▶ _How to complete this task_: Report all lines of the data below that hold the word "Practice".

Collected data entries

▽

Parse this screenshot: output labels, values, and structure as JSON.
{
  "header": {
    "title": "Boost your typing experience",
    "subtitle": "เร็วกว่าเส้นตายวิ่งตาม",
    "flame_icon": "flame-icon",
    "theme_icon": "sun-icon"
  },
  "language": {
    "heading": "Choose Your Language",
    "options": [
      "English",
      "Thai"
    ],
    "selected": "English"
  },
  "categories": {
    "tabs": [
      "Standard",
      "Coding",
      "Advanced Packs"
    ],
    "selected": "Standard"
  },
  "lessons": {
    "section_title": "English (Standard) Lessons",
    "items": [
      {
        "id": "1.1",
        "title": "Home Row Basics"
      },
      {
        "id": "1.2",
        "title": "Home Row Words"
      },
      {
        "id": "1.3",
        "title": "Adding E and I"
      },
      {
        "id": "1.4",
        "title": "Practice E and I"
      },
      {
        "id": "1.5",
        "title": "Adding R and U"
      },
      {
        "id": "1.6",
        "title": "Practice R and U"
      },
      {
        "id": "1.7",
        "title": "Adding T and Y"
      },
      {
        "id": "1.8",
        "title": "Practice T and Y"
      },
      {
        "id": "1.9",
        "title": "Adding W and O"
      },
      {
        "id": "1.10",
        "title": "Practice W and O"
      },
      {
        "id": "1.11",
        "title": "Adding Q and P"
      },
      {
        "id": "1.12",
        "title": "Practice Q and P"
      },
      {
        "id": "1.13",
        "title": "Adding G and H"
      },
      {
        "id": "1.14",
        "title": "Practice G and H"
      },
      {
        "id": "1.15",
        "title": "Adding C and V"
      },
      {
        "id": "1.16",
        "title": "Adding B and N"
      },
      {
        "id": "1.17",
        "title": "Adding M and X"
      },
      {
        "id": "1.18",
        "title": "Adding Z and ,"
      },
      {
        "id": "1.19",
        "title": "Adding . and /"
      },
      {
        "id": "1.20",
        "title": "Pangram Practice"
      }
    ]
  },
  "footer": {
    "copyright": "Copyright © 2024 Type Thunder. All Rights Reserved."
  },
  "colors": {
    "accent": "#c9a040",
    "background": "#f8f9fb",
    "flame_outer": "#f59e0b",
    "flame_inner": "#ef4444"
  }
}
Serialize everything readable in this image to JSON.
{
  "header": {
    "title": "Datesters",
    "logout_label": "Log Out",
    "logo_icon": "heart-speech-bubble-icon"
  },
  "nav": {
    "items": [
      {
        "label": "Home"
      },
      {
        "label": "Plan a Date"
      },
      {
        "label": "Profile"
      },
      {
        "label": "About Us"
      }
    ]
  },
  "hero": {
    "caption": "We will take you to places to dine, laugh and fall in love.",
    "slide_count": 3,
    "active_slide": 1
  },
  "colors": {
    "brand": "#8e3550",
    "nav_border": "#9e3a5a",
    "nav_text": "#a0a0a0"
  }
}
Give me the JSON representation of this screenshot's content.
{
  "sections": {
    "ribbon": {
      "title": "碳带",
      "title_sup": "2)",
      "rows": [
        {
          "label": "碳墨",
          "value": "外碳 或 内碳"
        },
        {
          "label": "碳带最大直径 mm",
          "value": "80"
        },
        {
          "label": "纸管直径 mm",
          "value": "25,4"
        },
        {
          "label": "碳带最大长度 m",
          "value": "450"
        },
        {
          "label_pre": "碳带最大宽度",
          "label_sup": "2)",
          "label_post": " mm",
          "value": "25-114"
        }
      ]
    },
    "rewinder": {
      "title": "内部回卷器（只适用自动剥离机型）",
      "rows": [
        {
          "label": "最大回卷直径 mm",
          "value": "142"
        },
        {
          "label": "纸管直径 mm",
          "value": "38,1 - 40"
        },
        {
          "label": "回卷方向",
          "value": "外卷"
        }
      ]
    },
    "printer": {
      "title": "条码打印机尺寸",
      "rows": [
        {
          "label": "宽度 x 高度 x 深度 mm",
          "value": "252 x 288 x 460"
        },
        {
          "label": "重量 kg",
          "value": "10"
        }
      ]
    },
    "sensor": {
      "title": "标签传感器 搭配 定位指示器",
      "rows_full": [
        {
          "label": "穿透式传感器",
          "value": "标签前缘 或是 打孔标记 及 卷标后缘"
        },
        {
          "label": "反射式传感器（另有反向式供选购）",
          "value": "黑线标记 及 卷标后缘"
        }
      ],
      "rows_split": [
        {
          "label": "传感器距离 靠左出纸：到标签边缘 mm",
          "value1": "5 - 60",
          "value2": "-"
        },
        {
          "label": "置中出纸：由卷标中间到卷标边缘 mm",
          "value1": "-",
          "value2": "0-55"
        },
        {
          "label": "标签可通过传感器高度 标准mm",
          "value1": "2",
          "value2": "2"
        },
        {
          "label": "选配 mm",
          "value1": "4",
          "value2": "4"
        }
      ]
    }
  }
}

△

▶ _Written response_:
        "title": "Practice E and I"
        "title": "Practice R and U"
        "title": "Practice T and Y"
        "title": "Practice W and O"
        "title": "Practice Q and P"
        "title": "Practice G and H"
        "title": "Pangram Practice"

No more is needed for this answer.